### Assignment
From the entries that follow, pick out all lines holding "data".
# # # # # # #
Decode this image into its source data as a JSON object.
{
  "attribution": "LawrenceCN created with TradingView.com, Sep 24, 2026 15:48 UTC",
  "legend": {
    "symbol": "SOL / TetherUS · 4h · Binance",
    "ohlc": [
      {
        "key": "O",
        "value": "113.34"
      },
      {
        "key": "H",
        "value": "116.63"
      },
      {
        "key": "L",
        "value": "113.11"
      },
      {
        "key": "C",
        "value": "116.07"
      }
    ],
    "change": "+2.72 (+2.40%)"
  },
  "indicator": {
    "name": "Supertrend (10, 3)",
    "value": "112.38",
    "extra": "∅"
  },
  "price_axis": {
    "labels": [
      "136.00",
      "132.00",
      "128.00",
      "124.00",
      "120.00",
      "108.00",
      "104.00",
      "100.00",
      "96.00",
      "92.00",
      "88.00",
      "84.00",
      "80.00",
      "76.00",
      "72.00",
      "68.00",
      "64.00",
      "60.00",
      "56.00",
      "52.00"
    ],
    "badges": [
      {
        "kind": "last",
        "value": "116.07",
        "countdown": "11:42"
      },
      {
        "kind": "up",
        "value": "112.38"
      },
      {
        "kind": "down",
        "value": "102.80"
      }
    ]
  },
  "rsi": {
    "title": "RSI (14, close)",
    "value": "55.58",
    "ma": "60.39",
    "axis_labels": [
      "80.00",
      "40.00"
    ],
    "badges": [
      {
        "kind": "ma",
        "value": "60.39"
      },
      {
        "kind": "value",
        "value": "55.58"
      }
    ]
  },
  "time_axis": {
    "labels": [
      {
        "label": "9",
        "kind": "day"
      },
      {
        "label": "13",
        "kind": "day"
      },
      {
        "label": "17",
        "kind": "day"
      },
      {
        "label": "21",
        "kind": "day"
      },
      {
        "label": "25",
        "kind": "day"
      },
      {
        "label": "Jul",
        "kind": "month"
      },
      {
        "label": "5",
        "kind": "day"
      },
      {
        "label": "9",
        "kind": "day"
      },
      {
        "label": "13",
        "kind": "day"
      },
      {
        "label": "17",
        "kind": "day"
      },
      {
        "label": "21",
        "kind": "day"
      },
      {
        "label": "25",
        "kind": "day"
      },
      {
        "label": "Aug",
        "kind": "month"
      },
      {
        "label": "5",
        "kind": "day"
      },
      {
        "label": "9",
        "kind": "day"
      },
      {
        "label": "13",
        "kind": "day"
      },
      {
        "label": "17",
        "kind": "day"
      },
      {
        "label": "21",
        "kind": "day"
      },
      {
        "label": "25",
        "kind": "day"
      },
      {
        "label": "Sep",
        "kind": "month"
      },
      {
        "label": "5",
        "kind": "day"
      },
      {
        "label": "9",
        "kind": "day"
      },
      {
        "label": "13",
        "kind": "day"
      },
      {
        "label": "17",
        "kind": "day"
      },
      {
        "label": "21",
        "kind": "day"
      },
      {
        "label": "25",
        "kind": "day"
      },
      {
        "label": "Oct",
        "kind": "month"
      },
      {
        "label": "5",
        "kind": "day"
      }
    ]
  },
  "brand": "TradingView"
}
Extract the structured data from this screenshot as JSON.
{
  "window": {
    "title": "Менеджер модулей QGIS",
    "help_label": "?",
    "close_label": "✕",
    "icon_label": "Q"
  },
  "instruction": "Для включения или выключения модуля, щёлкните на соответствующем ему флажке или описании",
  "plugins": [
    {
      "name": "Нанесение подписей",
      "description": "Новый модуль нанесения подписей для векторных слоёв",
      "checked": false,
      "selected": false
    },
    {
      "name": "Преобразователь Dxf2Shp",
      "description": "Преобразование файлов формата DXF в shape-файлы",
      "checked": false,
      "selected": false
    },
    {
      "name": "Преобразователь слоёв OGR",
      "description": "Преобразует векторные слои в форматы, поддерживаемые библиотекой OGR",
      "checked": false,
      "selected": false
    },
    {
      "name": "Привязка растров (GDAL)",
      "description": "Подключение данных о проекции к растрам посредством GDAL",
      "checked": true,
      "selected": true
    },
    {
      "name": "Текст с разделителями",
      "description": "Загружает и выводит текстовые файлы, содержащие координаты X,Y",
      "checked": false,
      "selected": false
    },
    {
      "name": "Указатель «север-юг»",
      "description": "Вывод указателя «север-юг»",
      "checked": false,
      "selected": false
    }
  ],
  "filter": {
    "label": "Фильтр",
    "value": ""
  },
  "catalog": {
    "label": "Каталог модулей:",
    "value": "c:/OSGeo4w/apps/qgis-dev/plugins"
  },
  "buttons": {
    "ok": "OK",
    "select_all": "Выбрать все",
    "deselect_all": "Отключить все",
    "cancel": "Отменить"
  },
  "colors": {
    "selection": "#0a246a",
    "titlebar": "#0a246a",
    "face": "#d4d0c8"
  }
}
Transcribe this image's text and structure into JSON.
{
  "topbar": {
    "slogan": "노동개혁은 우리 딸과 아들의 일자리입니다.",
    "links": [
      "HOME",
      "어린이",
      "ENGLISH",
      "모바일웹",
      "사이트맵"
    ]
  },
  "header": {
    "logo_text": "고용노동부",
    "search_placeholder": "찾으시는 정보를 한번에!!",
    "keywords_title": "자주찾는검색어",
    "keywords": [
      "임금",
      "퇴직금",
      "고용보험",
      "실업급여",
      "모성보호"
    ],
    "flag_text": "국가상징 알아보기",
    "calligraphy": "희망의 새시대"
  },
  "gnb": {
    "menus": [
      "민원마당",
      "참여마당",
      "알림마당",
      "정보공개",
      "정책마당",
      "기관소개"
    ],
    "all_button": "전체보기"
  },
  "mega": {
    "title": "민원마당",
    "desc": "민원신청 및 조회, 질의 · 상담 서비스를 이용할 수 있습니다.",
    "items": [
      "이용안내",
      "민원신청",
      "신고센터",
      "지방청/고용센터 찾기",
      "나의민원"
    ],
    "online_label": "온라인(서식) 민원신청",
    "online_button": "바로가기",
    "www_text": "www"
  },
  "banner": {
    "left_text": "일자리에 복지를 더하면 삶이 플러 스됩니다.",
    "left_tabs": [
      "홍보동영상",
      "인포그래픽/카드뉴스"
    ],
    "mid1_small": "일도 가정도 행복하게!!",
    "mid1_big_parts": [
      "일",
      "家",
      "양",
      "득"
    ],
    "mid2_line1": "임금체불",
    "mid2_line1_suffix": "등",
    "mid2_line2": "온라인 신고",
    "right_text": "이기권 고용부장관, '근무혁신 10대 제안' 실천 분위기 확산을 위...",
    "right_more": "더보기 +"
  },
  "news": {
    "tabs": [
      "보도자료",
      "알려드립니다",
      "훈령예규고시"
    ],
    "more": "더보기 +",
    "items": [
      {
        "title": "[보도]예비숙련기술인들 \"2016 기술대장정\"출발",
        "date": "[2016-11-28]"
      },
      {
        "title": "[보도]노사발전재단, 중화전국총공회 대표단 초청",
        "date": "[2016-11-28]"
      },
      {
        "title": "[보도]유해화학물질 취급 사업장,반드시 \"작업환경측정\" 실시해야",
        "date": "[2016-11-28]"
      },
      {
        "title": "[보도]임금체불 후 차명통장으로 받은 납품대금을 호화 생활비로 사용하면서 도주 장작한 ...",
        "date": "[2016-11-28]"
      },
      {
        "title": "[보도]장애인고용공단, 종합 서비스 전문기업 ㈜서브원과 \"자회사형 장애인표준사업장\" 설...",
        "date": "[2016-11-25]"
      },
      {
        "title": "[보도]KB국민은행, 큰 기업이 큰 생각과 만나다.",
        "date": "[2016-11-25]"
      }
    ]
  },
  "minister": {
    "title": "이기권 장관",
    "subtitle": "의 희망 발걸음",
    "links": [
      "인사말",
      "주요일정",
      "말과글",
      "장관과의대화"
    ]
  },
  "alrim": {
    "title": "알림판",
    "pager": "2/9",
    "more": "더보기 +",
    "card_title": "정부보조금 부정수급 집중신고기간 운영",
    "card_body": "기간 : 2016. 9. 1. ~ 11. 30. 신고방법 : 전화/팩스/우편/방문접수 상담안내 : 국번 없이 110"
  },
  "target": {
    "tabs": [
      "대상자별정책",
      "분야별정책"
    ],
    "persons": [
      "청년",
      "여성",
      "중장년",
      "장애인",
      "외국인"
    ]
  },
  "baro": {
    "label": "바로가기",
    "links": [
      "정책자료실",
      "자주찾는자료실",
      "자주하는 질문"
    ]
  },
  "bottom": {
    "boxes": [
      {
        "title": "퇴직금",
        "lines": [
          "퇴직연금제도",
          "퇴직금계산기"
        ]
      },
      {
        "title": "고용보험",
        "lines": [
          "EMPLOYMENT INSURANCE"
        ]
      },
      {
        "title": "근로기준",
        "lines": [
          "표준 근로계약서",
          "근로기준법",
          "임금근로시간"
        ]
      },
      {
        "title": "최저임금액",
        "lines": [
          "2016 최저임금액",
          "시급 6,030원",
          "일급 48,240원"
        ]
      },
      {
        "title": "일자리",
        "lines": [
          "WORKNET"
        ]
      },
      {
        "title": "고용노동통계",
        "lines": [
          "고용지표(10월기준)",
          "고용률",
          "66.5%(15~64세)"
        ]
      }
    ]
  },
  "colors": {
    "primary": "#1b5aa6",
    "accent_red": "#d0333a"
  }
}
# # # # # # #
### Exercise output
Decode this image into its source data as a JSON object.
Extract the structured data from this screenshot as JSON.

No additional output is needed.